Are crocodiles secret fruit-lovers?

Nov 12, 2013 by Jon Tennant, The Conversation
Five-a-day please. Credit: blacktigersdream

Seed dispersal by animals is important for plants to help them occupy new areas of land. Usually bugs, birds, or intrepid kittens do that job. Now we can add crocodiles to that list. A new study reviewed the diets of crocodiles and showed that 13 of 18 species ate fruit of some sort and a wide variety of plants.

Using as a method of is actually a useful form of mutualism – the plants get to spread their genes and animals get a healthy snack. In other reptiles seed dispersal is a well-known activity, although not as well understood as for insects, mammals, birds and even in snakes.

The recent study, published in the Journal of Zoology, shows that for crocodiles, almost a quarter of the fruits consumed were of the "fleshy" kind. However, none of the recordings were of direct observations of fruit eating, so exactly how or why they did is still a bit of a mystery.

Most of the evidence come from dissection of crocodiles' stomachs and their faeces. So there is some chance that these crocodiles are indirect eaters of fruit who feast on fruit-eating animals. But direct observations (see video) have been made many times to believe that they might actually like eating fruits.

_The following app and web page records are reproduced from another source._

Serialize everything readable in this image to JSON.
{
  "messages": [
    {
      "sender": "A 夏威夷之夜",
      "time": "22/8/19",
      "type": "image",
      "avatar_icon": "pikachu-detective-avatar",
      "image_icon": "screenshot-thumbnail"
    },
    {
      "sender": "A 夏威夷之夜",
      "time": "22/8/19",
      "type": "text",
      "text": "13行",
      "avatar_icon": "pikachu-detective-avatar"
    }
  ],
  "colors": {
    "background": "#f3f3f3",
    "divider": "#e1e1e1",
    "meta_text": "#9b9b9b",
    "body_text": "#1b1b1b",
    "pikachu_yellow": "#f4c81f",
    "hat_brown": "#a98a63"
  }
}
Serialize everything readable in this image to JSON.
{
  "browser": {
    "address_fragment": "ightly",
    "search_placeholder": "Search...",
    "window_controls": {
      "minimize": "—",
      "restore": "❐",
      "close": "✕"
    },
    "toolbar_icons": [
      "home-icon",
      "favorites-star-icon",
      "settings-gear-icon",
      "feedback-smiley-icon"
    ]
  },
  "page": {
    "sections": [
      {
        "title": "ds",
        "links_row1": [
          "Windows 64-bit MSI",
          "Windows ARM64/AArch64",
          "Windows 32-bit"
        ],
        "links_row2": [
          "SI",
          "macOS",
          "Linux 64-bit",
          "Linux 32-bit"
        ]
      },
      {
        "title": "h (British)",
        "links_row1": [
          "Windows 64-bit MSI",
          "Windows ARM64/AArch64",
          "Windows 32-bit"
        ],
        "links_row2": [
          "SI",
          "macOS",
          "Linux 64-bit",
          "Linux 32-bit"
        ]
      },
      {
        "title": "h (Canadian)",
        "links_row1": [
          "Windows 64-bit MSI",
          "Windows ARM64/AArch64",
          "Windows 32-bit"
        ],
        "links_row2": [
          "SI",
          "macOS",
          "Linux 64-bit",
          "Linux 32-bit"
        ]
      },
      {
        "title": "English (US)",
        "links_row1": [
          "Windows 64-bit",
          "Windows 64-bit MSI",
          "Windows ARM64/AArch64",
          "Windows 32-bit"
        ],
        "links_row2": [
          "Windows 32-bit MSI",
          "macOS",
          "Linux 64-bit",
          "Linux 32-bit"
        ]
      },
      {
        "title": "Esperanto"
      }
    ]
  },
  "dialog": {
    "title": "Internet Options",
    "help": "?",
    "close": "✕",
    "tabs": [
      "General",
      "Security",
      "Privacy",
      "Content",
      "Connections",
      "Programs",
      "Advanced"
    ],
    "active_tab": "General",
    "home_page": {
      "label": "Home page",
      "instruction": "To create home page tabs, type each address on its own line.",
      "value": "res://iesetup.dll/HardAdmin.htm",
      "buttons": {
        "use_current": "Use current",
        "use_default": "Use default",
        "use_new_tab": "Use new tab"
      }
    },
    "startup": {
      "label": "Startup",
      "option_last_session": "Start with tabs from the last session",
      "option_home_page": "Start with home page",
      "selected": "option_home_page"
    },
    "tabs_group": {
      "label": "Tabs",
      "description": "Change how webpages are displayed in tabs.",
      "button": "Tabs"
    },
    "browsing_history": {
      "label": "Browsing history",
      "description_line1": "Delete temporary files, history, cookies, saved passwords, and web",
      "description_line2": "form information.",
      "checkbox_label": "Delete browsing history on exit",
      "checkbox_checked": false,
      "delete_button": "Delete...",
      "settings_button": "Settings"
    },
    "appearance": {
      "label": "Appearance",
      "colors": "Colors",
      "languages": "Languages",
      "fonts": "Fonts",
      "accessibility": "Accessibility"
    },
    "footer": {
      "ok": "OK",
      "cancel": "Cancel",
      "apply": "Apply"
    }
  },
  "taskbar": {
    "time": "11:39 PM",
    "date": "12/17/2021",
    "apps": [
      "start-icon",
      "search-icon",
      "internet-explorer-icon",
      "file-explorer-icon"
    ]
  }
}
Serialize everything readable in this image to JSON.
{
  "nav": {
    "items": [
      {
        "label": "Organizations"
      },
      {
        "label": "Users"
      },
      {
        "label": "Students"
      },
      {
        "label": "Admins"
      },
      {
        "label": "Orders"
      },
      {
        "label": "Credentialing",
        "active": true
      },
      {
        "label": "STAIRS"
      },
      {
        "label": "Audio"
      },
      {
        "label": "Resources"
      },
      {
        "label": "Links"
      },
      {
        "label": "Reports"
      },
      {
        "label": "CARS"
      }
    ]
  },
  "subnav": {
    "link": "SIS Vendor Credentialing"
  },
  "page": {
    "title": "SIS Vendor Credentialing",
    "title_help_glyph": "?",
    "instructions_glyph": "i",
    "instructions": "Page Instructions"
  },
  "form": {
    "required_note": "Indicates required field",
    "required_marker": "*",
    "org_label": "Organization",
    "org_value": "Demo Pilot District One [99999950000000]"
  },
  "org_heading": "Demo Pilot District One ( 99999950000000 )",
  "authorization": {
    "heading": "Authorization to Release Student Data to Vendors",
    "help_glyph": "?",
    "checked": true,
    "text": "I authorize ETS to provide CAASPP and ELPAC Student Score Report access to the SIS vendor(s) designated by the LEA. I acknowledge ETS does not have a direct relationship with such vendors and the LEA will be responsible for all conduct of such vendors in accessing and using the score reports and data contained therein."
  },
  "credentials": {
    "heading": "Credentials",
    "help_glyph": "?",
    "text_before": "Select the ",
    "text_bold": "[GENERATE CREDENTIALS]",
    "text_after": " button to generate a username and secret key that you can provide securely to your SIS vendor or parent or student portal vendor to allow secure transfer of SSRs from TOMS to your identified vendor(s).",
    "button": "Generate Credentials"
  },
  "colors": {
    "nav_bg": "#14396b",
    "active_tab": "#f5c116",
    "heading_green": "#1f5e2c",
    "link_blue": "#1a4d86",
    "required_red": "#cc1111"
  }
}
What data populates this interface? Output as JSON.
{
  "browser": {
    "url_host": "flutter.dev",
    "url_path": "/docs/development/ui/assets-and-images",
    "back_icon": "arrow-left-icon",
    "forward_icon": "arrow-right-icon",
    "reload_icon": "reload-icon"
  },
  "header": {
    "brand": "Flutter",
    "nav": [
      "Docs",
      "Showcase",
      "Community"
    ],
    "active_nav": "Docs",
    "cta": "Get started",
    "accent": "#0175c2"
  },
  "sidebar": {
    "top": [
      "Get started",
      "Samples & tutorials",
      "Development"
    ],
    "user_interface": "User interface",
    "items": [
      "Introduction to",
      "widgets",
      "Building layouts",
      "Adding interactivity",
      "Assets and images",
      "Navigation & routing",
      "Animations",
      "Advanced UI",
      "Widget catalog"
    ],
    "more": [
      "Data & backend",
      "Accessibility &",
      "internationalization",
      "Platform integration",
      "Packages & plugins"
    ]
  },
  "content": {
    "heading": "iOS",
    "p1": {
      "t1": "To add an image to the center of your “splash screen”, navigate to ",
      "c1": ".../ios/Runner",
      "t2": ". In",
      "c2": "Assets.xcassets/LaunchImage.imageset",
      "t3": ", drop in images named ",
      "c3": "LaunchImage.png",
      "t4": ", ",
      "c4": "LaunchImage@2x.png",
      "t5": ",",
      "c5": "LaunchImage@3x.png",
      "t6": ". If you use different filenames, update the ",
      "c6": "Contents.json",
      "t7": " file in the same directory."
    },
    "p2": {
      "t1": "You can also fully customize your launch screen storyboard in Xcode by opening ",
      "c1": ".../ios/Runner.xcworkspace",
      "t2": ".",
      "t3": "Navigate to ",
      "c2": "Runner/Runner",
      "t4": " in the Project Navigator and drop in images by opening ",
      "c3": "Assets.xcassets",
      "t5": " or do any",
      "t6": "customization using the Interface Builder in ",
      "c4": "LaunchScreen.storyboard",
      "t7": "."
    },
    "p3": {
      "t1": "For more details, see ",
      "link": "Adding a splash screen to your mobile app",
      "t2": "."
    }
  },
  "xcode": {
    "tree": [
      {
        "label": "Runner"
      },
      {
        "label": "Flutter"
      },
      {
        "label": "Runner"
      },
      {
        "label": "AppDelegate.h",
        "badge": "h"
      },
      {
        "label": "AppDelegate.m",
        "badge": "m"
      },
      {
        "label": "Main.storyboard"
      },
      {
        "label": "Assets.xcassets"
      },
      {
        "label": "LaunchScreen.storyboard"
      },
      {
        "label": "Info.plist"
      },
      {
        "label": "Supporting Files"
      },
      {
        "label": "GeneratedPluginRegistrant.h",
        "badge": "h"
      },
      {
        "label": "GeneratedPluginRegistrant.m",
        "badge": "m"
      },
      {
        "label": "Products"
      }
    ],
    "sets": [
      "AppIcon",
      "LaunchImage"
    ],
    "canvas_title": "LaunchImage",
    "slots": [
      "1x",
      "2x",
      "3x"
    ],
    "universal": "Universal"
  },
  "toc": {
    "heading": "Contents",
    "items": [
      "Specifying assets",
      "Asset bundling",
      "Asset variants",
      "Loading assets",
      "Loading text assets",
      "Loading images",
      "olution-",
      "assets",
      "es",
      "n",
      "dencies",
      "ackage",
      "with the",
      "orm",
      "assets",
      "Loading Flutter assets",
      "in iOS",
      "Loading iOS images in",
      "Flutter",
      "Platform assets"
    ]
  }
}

Why do it? First researchers that crocodiles learnt this behaviour from alligators in captivity. But the review makes note of observations in the wild. Perhaps it is similar to why dinosaurs consumed stones (gastroliths), to help with grinding food in their stomachs and get a tasty treat in the process. The energy values of fruits are pretty high, so consumption could be for a nutritional benefit.

This video is not supported by your browser at this time.

Perhaps this odd phenomenon might help in part explain why crocodiles are such successful animals. If meat was ever in short supply, they had the capacity to diversify and track down other food sources, from vegetation and grasses.

The study reveals something interesting about the way scientists might operate. Crocodiles are obligate carnivores – their primary diet is meat – and as such, fruits are often classed as anomalous food items when found in their stomach and not considered in a physiological context. This mainstream view may have led to the ignorance that feeding on fruits could help their diet and energy balances.

That the review study picked up so many independent instances of feeding on fruit and having ingested seeds is solid evidence for this. It shows that sometimes stepping back and taking a broad look at evidence can reveal some interesting things.

Explore further: Study examines overlooked role fruit-eating crocodilians may play in forest regeneration

More information: onlinelibrary.wiley.com/doi/10.1111/jzo.12052/abstract

add to favorites email to friend print save as pdf

Related Stories

New evidence for warm-blooded dinosaurs

Jul 18, 2013

University of Adelaide research has shown new evidence that dinosaurs were warm-blooded like birds and mammals, not cold-blooded like reptiles as commonly believed.

Recommended for you

Orchid named after UC Riverside researcher

5 hours ago

One day about eight years ago, Katia Silvera, a postdoctoral scholar at the University of California, Riverside, and her father were on a field trip in a mountainous area in central Panama when they stumbled ...

In sex-reversed cave insects, females have the penises

8 hours ago

Researchers reporting in the Cell Press journal Current Biology on April 17 have discovered little-known cave insects with rather novel sex lives. The Brazilian insects, which represent four distinct but re ...

Fear of the cuckoo mafia

8 hours ago

If a restaurant owner fails to pay the protection money demanded of him, he can expect his premises to be trashed. Warnings like these are seldom required, however, as fear of the consequences is enough to ...

User comments : 0

More news stories

Deadly human pathogen Cryptococcus fully sequenced

Within each strand of DNA lies the blueprint for building an organism, along with the keys to its evolution and survival. These genetic instructions can give valuable insight into why pathogens like Cryptococcus ne ...

Hackathon team's GoogolPlex gives Siri extra powers

(Phys.org) —Four freshmen at the University of Pennsylvania have taken Apple's personal assistant Siri to behave as a graduate-level executive assistant which, when asked, is capable of adjusting the temperature ...

Better thermal-imaging lens from waste sulfur

Sulfur left over from refining fossil fuels can be transformed into cheap, lightweight, plastic lenses for infrared devices, including night-vision goggles, a University of Arizona-led international team ...